Salvador Dali Body remains to be exhumed in Paternity case

Salvador Dali's remains exhumed to settle paternity case

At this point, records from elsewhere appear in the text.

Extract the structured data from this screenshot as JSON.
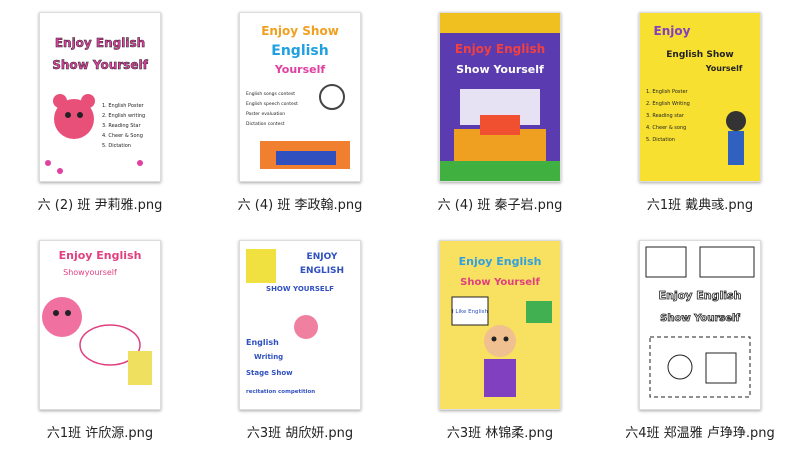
{
  "files": [
    {
      "name": "六 (2) 班  尹莉雅.png",
      "poster": {
        "title1": "Enjoy English",
        "title2": "Show Yourself",
        "lines": [
          "1. English Poster",
          "2. English writing",
          "3. Reading Star",
          "4. Cheer & Song",
          "5. Dictation"
        ]
      }
    },
    {
      "name": "六 (4) 班  李政翰.png",
      "poster": {
        "title1": "Enjoy Show",
        "title2": "English",
        "title3": "Yourself",
        "lines": [
          "English songs contest",
          "English speech contest",
          "Poster evaluation",
          "Dictation contest"
        ]
      }
    },
    {
      "name": "六 (4) 班  秦子岩.png",
      "poster": {
        "title1": "Enjoy English",
        "title2": "Show Yourself"
      }
    },
    {
      "name": "六1班 戴典彧.png",
      "poster": {
        "title1": "Enjoy",
        "title2": "English Show",
        "title3": "Yourself",
        "lines": [
          "1. English Poster",
          "2. English Writing",
          "3. Reading star",
          "4. Cheer & song",
          "5. Dictation"
        ]
      }
    },
    {
      "name": "六1班 许欣源.png",
      "poster": {
        "title1": "Enjoy English",
        "title2": "Showyourself"
      }
    },
    {
      "name": "六3班 胡欣妍.png",
      "poster": {
        "title1": "ENJOY",
        "title2": "ENGLISH",
        "title3": "SHOW YOURSELF",
        "lines": [
          "English",
          "Writing",
          "Stage Show",
          "recitation competition"
        ]
      }
    },
    {
      "name": "六3班 林锦柔.png",
      "poster": {
        "title1": "Enjoy English",
        "title2": "Show Yourself",
        "lines": [
          "I Like English"
        ]
      }
    },
    {
      "name": "六4班 郑温雅  卢琤琤.png",
      "poster": {
        "title1": "Enjoy English",
        "title2": "Show Yourself"
      }
    }
  ],
  "colors": {
    "background": "#ffffff",
    "caption": "#222222",
    "shadow": "#cccccc"
  }
}
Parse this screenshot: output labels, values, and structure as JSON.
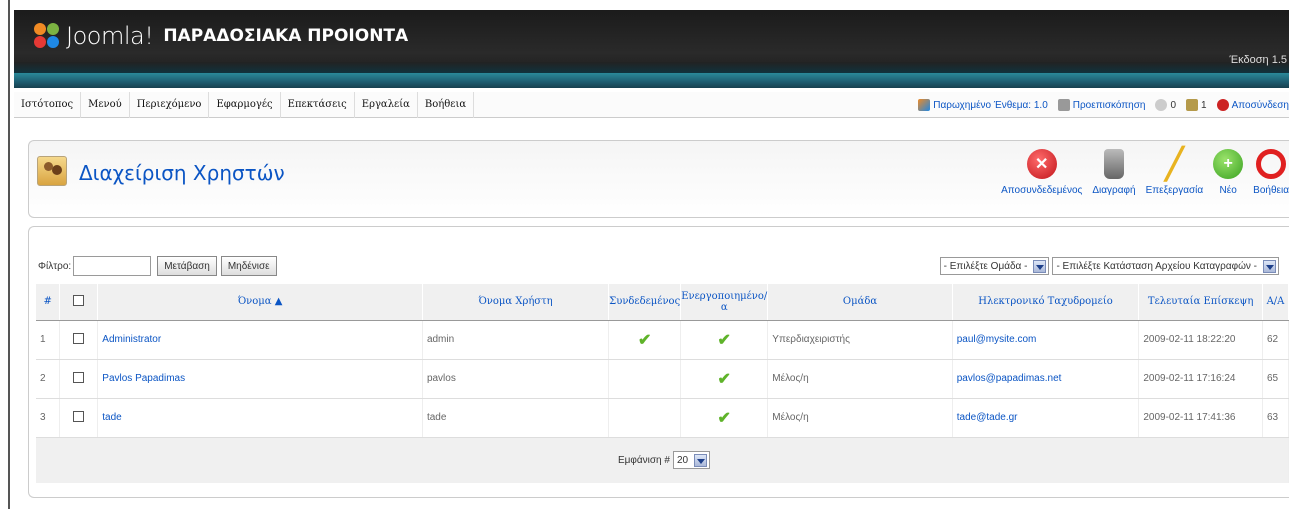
{
  "header": {
    "logo_text": "Joomla!",
    "site_title": "ΠΑΡΑΔΟΣΙΑΚΑ ΠΡΟΙΟΝΤΑ",
    "version": "Έκδοση 1.5"
  },
  "menu": [
    "Ιστότοπος",
    "Μενού",
    "Περιεχόμενο",
    "Εφαρμογές",
    "Επεκτάσεις",
    "Εργαλεία",
    "Βοήθεια"
  ],
  "status": {
    "module": "Παρωχημένο Ένθεμα: 1.0",
    "preview": "Προεπισκόπηση",
    "messages": "0",
    "users": "1",
    "logout": "Αποσύνδεση"
  },
  "toolbar": {
    "title": "Διαχείριση Χρηστών",
    "logout_label": "Αποσυνδεδεμένος",
    "delete_label": "Διαγραφή",
    "edit_label": "Επεξεργασία",
    "new_label": "Νέο",
    "help_label": "Βοήθεια"
  },
  "filter": {
    "label": "Φίλτρο:",
    "value": "",
    "go_label": "Μετάβαση",
    "reset_label": "Μηδένισε",
    "group_select": "- Επιλέξτε Ομάδα -",
    "log_select": "- Επιλέξτε Κατάσταση Αρχείου Καταγραφών -"
  },
  "table": {
    "headers": {
      "num": "#",
      "name": "Όνομα",
      "username": "Όνομα Χρήστη",
      "logged_in": "Συνδεδεμένος",
      "enabled": "Ενεργοποιημένο/α",
      "group": "Ομάδα",
      "email": "Ηλεκτρονικό Ταχυδρομείο",
      "last_visit": "Τελευταία Επίσκεψη",
      "id": "Α/Α"
    },
    "rows": [
      {
        "num": "1",
        "name": "Administrator",
        "username": "admin",
        "logged_in": true,
        "enabled": true,
        "group": "Υπερδιαχειριστής",
        "email": "paul@mysite.com",
        "last_visit": "2009-02-11 18:22:20",
        "id": "62"
      },
      {
        "num": "2",
        "name": "Pavlos Papadimas",
        "username": "pavlos",
        "logged_in": false,
        "enabled": true,
        "group": "Μέλος/η",
        "email": "pavlos@papadimas.net",
        "last_visit": "2009-02-11 17:16:24",
        "id": "65"
      },
      {
        "num": "3",
        "name": "tade",
        "username": "tade",
        "logged_in": false,
        "enabled": true,
        "group": "Μέλος/η",
        "email": "tade@tade.gr",
        "last_visit": "2009-02-11 17:41:36",
        "id": "63"
      }
    ],
    "footer": {
      "display_label": "Εμφάνιση #",
      "display_value": "20"
    }
  },
  "colors": {
    "link": "#0b55c4",
    "tick": "#5fb32a",
    "header_bg": "#1b1b1b",
    "accent": "#2a8a9a"
  }
}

He famously claimed he would never die, so perhaps Salvador Dalí might have been amused by the spectacle of being raised from his tomb to settle a claim that he secretly fathered a television fortune teller.
Under the cover of darkness and amid tight security, the body of the Surrealist master was last (Thursday) night exhumed from its crypt in the Catalan town of Figueres for DNA testing that will prove whether or not Pilar Abel Martínez, 61, is his biological daughter.
Ms Abel, who also hails from Dalí's home town, said she was “relieved” that the moment she has long fought for had finally arrived, and convinced that she would be proved right. "I am very positive," she told a press conference. "I think that it has been long enough."
For more than a decade, Ms Abel has claimed that she is the product of a clandestine love affair between her domestic worker mother and the artist, who was then living with his wife Gala. The fortune teller, who for eight years hosted a tarot-card reading show on local television, is now suing the Gala-Salvador Dalí Foundation and the Spanish state, which owns his estate, to be recognized as his legal heir. In June, a Madrid judge ruled there was no other way to settle her claim than to raise the artist from his grave, despite loud criticism from those who dismiss her as a money-grabbing fraud.

Forensic examiners leave the Teatre-Museu Dali (Theatre-Museum Dali) following the exhumation of Salvador Dali's remains in Figueras
Forensic examiners leave the Teatre-Museu Dali (Theatre-Museum Dali) following the exhumation of Salvador Dali's remains in Figueras CREDIT: LLUIS GENE/AFP
That is certainly the view of the Gala-Salvador Dali Foundation, which has done everything in its power to resist the exhumation, arguing that the act is humiliating and disrespectful to the legacy of the artist.
Neither is it a simple task. Dali’s body was interred in an elaborate, self-designed resting place: the crypt beneath the stage in his Theatre-Museum in Figueres, sealed with a one and a half ton tombstone. Cranes have been brought in for the operation, while the crypt has been covered with special sheeting to prevent drones spying from overhead.
Ms Abel insists her only desire is to know her true identity, which she claims was revealed to her by her mother and grandmother when she was eight years old. She said she was not motivated by financial gain, adding: "My father deserves more than that". 
But she has refused to rule out a claim. Her lawyer Enrique Blanquez said as the artist's daughter, she would be entitled to 25 percent of his vast estate - a matter "that we will deal with when the time comes".

No comments:

Post a Comment